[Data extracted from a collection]
= Beginning of Section =

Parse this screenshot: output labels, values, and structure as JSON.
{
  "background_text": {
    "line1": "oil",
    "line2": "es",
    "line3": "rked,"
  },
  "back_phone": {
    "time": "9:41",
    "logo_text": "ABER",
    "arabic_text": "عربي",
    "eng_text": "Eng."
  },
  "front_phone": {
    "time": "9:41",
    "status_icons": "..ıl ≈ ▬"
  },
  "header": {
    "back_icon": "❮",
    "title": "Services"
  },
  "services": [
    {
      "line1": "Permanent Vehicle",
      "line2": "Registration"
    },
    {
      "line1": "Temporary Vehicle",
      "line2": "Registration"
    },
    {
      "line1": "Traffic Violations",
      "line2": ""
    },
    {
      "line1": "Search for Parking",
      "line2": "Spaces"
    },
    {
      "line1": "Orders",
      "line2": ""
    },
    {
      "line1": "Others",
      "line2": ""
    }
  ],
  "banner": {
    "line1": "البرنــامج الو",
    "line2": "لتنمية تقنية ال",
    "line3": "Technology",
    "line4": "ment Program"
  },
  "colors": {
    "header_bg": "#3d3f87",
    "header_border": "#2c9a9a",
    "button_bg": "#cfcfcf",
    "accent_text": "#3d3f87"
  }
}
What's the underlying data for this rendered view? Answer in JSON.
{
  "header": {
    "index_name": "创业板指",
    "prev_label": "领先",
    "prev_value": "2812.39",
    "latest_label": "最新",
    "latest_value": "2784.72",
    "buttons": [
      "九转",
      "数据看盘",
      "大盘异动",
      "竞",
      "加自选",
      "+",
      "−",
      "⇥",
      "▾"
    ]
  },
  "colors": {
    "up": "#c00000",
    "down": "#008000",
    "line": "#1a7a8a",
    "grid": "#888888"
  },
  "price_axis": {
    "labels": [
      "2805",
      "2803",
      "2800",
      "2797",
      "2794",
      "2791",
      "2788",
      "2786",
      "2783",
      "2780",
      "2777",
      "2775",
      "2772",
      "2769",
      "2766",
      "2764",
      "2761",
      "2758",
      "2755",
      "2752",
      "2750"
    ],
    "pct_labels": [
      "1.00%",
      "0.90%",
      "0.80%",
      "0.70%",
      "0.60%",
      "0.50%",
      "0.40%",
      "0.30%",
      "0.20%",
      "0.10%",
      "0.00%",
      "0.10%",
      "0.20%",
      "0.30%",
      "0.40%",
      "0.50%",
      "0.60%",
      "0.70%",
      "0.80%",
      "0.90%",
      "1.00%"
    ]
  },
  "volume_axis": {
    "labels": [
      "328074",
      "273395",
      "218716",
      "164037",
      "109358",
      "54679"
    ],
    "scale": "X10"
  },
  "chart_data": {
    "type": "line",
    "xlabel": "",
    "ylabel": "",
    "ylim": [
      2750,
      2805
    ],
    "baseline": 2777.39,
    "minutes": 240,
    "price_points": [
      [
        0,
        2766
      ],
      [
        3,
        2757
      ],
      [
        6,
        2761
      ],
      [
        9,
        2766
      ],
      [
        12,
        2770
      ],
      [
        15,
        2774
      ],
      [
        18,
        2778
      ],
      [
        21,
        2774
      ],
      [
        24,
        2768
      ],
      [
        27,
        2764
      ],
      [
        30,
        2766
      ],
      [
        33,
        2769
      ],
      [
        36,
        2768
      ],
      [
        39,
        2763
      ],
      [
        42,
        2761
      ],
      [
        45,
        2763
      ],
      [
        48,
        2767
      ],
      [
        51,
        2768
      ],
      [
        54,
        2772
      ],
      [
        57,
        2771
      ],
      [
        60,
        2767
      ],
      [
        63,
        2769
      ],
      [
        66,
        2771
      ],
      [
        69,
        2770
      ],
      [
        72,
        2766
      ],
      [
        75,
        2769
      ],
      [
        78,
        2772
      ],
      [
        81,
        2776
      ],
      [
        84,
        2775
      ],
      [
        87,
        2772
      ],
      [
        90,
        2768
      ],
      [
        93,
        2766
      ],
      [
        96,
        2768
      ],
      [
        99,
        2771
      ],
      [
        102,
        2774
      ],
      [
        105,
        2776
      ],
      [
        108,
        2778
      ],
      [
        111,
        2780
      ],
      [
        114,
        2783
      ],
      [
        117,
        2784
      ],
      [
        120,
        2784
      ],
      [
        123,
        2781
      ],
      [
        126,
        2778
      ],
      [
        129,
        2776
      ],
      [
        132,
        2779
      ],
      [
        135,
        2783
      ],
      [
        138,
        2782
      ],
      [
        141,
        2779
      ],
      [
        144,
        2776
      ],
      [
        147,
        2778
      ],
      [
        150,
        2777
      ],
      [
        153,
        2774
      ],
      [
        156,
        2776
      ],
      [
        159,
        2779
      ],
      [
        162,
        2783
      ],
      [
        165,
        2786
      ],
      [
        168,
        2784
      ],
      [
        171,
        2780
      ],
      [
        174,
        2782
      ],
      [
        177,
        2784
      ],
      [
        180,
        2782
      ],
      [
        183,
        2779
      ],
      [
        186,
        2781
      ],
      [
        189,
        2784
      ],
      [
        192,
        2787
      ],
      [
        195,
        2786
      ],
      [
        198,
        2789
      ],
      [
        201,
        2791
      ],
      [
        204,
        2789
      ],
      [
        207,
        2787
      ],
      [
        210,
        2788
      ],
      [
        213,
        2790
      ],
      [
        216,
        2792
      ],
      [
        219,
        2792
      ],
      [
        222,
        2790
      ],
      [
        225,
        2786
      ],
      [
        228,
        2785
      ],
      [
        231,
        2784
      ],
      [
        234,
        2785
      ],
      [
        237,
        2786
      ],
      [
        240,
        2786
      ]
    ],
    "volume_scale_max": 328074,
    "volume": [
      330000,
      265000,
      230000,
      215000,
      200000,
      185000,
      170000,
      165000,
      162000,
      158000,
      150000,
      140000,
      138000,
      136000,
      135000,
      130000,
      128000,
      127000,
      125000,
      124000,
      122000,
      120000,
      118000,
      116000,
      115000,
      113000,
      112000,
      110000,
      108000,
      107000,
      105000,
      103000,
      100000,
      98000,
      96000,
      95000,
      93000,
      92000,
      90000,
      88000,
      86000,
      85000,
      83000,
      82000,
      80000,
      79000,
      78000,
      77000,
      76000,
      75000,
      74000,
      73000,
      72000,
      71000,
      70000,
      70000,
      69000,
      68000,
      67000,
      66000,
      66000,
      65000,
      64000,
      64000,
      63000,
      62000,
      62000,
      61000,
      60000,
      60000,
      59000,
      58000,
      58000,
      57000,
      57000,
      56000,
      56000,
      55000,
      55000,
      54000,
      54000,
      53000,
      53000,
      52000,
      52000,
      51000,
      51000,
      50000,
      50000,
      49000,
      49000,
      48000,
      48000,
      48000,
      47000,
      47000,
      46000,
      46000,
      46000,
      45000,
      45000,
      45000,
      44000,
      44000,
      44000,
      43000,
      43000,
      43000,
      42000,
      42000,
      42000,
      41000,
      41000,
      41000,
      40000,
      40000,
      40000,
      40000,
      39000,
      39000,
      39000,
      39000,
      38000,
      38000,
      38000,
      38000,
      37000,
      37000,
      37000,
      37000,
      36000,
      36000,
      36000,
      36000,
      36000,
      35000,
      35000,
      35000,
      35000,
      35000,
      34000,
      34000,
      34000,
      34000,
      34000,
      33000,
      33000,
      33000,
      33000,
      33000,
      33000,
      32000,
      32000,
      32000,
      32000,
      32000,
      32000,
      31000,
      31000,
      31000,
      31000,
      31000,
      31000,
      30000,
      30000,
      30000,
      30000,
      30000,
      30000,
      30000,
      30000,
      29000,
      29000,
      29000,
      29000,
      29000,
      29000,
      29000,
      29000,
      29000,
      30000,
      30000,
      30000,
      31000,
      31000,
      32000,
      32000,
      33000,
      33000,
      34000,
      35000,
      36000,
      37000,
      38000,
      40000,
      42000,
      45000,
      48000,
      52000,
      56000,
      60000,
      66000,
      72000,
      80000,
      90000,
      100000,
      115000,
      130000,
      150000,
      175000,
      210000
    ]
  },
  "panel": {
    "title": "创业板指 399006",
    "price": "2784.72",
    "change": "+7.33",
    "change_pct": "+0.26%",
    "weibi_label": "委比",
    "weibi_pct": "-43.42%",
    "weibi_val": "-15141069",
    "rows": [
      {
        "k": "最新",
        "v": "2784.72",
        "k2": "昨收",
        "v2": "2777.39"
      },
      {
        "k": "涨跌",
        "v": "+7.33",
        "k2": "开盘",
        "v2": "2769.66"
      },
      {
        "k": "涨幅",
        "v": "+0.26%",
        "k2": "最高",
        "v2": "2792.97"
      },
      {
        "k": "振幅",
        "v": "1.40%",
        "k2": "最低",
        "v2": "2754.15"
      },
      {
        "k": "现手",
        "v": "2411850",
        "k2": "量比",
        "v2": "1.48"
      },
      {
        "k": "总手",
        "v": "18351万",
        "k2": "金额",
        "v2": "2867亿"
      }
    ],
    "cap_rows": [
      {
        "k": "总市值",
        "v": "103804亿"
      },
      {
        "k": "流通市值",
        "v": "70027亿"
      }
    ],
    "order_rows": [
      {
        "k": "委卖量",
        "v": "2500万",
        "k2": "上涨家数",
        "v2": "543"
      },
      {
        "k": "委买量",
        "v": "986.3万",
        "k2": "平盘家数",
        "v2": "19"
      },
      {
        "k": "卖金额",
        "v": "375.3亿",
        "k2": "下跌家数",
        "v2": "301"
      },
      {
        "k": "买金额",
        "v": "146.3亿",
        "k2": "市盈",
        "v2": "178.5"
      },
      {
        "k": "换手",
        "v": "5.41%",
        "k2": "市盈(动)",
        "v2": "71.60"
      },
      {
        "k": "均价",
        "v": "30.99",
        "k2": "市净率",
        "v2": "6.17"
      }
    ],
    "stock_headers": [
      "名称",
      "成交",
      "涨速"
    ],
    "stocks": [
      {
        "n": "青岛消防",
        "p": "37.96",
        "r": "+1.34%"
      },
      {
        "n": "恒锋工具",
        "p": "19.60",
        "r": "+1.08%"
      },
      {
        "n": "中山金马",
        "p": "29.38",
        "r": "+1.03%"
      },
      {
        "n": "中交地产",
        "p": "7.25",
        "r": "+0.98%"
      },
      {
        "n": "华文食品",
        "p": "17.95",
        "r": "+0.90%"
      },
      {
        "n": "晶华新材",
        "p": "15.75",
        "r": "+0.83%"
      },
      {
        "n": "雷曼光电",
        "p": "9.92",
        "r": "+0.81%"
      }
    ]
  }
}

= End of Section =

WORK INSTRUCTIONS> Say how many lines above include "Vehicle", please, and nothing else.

SOLVED PROBLEM> 2